She also liked how interdisciplinary and direct economics was, especially compared to behavioral and philosophical fields like anthropology and art, which interested her but didn’t seem to come with immediate tangible change for societies. “A lot of what I'm passionate about or a lot of what inspires me is changing people's lives on a daily basis,” she says. “Economic policy directly affects people’s day-to-day lives, and to me, that’s valuable.”
Maleni studied the 2008 financial crisis in college, and wanted to be able to work towards improving the financial system so that things like that didn’t happen again. “I wanted to understand how institutions were regulating themselves, how they use their freedom,” she says. “I liked that at Capco I’d have some specialization, but work with different banks at different scales in different engagements. That was really compelling to me, and why I came here.”
Learning in Community
In her first weeks at Capco, Maleni and her fellow colleagues gave a presentation on demographic shifts as a driver for change poised to impact the financial services industry—and now, just over a year later, she’s used the initial research to publish an official Capco whitepaper titled “Unbanked & Underserved: Latinx Demographic Changes & Creating Financial Inclusion.”
“You can run with your ideas at Capco, and they’ll help you accomplish them,” says Maleni, who adds that she’s enjoying pursuing some of her academic interests at work and positioning herself as a thought leader.
As she networked and collaborated with colleagues at the firm in order to publish the paper, she was reminded of the kinds of discussions she’d been able to have in college, and the community spaces where she felt comfortable having them.
Maleni knew she wanted to continue to find opportunities for those kinds of conversations at Capco, so she joined Women@Capco where she leads Table Talks, a Women@Capco initiative that convenes the women of Capco and allies to discuss intersectional gender-based issues in a corporate environment.
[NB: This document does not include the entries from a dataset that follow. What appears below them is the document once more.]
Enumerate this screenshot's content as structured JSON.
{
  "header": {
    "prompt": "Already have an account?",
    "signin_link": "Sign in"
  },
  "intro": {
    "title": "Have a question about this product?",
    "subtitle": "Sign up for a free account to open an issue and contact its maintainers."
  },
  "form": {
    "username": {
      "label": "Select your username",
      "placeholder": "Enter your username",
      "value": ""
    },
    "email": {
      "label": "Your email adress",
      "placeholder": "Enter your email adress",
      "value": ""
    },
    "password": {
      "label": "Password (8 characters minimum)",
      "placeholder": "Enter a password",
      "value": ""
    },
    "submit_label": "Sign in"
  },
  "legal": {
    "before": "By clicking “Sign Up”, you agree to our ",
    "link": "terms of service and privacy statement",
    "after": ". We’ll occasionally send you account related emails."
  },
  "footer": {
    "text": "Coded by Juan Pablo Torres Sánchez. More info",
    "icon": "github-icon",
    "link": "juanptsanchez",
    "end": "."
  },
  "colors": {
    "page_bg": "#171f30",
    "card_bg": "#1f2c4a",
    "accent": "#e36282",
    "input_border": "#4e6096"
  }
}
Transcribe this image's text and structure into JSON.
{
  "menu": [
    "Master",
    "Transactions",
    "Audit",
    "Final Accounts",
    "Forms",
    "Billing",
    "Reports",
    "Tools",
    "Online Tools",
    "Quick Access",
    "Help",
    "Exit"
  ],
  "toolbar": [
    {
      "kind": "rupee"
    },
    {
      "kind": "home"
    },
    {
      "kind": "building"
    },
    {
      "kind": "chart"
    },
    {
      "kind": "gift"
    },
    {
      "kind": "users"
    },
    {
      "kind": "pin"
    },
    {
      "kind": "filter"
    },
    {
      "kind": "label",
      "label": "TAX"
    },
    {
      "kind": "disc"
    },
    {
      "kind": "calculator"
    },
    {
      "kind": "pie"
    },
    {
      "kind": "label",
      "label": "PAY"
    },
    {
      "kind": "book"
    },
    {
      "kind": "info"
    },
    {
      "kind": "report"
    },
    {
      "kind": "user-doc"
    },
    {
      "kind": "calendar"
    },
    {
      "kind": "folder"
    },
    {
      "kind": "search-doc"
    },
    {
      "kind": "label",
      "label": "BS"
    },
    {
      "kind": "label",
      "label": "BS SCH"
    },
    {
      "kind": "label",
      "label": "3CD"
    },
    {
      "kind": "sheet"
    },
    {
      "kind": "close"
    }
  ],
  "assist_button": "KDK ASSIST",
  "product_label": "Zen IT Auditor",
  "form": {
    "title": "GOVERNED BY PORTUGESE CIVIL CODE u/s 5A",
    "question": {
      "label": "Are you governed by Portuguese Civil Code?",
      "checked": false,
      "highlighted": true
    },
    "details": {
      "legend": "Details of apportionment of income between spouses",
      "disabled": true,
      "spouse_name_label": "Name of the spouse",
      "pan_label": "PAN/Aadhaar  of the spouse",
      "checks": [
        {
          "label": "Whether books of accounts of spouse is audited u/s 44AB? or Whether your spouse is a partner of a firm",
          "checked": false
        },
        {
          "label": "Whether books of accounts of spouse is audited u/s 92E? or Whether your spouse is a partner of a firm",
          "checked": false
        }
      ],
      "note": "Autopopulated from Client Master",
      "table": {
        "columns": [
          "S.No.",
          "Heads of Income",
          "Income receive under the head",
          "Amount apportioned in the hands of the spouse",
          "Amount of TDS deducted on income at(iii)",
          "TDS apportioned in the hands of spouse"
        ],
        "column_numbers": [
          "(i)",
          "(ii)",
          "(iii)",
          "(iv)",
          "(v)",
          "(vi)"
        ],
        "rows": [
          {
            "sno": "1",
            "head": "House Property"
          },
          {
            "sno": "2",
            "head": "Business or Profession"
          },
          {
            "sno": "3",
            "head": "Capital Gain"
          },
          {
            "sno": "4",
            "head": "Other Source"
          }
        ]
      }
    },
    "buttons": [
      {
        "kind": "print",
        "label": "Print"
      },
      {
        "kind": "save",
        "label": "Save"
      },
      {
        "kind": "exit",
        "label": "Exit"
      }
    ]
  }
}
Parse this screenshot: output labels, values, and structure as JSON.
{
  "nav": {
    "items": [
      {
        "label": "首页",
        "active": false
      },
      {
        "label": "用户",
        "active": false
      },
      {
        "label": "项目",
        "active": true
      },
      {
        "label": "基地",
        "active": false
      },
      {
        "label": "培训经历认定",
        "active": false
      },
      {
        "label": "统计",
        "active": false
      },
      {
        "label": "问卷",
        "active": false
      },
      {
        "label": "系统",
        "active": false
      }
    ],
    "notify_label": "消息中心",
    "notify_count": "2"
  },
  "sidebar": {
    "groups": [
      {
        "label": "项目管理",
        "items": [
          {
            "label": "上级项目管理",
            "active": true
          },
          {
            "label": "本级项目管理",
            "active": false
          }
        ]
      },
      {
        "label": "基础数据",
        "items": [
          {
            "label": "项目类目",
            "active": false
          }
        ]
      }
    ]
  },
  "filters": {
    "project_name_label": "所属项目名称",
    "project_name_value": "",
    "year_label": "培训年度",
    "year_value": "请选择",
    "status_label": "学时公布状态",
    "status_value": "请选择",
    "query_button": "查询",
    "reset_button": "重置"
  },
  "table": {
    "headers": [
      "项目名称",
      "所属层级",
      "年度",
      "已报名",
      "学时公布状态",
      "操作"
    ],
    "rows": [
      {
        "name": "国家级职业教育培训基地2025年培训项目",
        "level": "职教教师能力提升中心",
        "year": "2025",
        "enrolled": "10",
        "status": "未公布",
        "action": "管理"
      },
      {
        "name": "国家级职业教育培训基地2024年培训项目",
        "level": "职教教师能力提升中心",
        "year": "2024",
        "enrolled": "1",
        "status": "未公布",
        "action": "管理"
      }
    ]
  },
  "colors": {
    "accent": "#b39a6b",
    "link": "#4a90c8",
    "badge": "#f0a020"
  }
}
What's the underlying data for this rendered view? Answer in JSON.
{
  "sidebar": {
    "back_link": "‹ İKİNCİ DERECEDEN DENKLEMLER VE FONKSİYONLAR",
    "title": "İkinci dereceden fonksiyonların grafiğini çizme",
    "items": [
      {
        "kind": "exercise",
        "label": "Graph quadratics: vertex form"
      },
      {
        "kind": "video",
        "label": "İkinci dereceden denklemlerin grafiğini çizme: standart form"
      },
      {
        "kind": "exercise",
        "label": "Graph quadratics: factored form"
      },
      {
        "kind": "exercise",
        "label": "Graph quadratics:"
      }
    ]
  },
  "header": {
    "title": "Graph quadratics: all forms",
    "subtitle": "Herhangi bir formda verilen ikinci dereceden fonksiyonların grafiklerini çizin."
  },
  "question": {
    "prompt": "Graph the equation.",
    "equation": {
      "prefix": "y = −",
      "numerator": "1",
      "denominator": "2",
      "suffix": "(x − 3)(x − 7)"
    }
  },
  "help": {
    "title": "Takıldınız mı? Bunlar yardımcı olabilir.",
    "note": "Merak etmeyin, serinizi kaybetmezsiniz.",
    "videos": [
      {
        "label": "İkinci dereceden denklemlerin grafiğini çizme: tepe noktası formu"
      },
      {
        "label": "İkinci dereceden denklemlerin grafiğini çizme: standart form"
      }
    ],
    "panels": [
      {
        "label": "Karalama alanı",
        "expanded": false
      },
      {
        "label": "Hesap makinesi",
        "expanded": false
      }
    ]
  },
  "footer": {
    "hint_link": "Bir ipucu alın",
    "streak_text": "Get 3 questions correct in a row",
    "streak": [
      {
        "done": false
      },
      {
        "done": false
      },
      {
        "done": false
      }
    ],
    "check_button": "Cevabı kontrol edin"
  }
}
She also helped found Latinx@Capco, where she serves as Community Outreach Lead, when interest around it swelled earlier this year.
In both groups, Maleni enjoys getting to know people who share her identities in a space where they can support each other.
“You can talk about best practices that got you where you are: ‘How did you do that, who did you talk to, how did that happen?’” says Maleni. “You get a lot of connectivity, and a support group that can help you through when times are difficult.”
“As someone who’s Latinx, a woman of color, a first gen college student—all of these labels I hold mean that certain environments and institutions were not made for people like me,” she says. “That’s why it’s so important to convene people that look like you when you're at these institutions so that you can visualize a future that includes you.”
Building Impact Together
Maleni says she loves that despite being relatively early in her career, she’s been able to leverage her writing and her community involvement to forge relationships with senior leaders and push herself. That’s been especially true thanks to remote work, she notes, which has let her connect with Capco coworkers all around the country.
When she thinks about what’s next, she knows she wants to keep chasing answers alongside her community:
“I think about where we can have the most impact. Sometimes it’s well-defined and small, like our 20, 30 Latinx@Capco members. Maybe you’re impacting a client at a big Tier-I global bank,” she says. “As people, we get sucked into this idea of ‘we have to be changing the world.’ But sometimes that takes time. Defining where and how you can have the most impact is critical.”